TAMPA -- After a crushing defeat in South Carolina, former Massachusetts Gov. Mitt Romney cruised to an impressive victory in Florida, Tuesday night.
The winner-take-all state gave Romney 50 delegates toward the 1,144 needed for the GOP nomination. The race was called in his favor almost as soon as the last polls closed at 8 p.m. ET.
With most of the ballots counted, Romney had 46 percent of the vote, to former Speaker of the House Newt Gingrich's 32 percent. Former Pennsylvania Sen. Rick Santorum and Texas Rep. Ron Paul placed third and fourth, with 13 percent and 7 percent of the vote.
"To the people of Florida tonight, thank you for this great victory," Romney said before an excited crowd of supporters at the Tampa Convention Center.
Gingrich came to Florida with the wind of a decisive South Carolina win at his back. Yet, he quickly lost steam once Romney began running a barrage of negative attack ads that filled the airwaves.
Some are crediting those ads for Romney's big win.

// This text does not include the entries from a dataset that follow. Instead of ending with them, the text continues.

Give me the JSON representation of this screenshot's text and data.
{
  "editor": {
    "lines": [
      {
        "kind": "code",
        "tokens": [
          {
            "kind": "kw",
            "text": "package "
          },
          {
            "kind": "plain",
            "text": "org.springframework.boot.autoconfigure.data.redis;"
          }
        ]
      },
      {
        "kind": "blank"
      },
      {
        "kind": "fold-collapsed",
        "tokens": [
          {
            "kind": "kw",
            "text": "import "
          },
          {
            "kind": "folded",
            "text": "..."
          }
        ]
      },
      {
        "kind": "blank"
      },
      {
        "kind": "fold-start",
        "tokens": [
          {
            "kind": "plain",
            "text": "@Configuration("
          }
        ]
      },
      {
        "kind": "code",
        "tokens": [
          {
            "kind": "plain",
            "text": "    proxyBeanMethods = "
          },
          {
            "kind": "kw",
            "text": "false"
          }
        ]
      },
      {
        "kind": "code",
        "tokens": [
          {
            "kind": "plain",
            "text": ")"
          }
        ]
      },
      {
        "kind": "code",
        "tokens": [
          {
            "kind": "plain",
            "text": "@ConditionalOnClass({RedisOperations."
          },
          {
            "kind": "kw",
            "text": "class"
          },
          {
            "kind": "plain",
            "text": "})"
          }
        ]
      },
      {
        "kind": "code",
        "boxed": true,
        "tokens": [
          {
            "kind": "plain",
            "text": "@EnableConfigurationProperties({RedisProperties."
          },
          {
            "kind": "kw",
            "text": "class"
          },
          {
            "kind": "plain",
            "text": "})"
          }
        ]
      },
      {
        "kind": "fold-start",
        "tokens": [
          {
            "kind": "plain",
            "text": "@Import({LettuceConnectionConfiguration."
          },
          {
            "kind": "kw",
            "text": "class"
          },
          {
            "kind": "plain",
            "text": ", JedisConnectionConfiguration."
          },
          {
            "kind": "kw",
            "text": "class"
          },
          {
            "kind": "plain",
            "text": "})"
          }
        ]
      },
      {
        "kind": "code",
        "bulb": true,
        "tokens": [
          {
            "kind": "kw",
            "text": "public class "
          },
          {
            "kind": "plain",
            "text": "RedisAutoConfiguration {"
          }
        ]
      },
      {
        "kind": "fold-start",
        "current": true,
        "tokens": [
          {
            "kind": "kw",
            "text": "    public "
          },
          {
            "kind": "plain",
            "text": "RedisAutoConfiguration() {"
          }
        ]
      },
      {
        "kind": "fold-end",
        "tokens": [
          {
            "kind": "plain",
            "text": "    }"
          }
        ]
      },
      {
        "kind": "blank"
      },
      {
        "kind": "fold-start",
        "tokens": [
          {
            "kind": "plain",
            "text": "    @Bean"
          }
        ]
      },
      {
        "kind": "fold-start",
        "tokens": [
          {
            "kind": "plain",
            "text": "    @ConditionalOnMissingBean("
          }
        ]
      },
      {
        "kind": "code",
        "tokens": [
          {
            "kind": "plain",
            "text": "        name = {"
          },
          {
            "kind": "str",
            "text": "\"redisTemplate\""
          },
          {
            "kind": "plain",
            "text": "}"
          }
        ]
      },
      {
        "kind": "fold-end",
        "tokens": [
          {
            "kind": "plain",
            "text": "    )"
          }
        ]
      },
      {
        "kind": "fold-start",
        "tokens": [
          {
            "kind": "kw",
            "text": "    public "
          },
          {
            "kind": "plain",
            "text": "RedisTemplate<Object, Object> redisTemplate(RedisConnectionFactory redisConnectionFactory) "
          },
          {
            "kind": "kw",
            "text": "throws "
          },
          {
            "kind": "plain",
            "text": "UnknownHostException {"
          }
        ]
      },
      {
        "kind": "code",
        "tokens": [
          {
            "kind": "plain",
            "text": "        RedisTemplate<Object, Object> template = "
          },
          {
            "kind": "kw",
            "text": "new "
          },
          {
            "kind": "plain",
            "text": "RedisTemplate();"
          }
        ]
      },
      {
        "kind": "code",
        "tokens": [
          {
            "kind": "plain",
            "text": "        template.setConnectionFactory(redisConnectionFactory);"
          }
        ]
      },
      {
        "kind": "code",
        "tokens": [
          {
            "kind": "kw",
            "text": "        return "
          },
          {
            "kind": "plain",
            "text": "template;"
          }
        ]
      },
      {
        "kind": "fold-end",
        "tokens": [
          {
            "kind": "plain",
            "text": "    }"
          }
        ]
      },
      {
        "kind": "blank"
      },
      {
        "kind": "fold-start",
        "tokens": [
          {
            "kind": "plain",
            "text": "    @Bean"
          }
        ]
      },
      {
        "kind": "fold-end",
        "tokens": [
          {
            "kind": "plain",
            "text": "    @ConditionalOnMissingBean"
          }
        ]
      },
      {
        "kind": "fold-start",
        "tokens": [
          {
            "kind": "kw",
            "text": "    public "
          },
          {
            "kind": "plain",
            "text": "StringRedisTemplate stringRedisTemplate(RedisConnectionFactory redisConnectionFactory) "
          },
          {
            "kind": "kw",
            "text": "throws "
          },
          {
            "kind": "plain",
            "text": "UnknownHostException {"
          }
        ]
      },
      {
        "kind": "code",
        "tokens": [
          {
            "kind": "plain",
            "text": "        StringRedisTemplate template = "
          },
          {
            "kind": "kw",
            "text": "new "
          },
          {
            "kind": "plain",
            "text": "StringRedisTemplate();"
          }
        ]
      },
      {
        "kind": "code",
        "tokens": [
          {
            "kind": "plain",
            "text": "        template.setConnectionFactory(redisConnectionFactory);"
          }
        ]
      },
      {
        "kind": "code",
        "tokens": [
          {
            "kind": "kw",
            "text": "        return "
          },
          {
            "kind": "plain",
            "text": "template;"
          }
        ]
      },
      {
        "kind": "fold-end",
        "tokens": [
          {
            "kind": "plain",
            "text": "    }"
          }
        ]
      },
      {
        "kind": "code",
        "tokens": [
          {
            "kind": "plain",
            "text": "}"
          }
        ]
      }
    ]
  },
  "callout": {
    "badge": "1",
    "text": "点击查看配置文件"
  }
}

"A competitive primary does not divide us; it prepares us," Romney said. "And when we gather here in Tampa seven months from now for our convention, ours will be a united party with a winning ticket for America."
Stay with CBNNews.com for more on this developing story.
CBN News Chief Political Correspondent David Brody will have analysis of Romney's latest win tonight during our special 11 p.m. ET edition of 'The 700 Club.'
Different State, Different Voters
Florida presented a far more diverse population than South Carolina, where evangelical Christians made up two-thirds of voters. A little less than half of those casting ballots in Florida were evangelicals.
In South Carolina, women overwhelmingly voted for Gingrich. But, that wasn't the case in Florida where women chose Romney instead of the former House speaker.
With the GOP nomination in mind, Romney thanked his adversaries and quickly turned his attention to President Barack Obama.
"Three years ago this week, a newly elected President Obama faced the American people and said that if he couldn't turn the economy around in three years, he'd be looking at a one-term proposition. We're here to collect," Romney said.
Gingrich and Santorum, however, kept their sights firmly planted on Romney.
"It is now clear that this will be a two-person race," Gingrich told his supporters in Orlando. "We are going to contest every place and we are going to win, and we will be in Tampa as the nominee in August."
Underdogs Eye Nevada
Santorum left Florida early and headed home after his three-year-old daughter Bella was hospitalized.
"On behalf of our family, seeing the outpouring of support, I just want to say to everyone, thank you for that support and your prayers," he said.
Santorum never returned to the Sunshine State. Instead, he set his sites on Nevada.
"Tomorrow I will give a speech against Romneycare," Santorum said Tuesday night in Las Vegas.
Paul skipped Florida completely and went to Nevada as well. He called Romney to congratulate him, much to the dismay of his supporters who are expected to caucus in droves for him.
"The message is loud and clear. The enthusiasm is here," Paul said. "We want our freedom back. We don't want more government."
Nevada will hold Republican presidential caucuses Feb. 4, followed by contests in Colorado, Minnesota, and Missouri Feb. 7.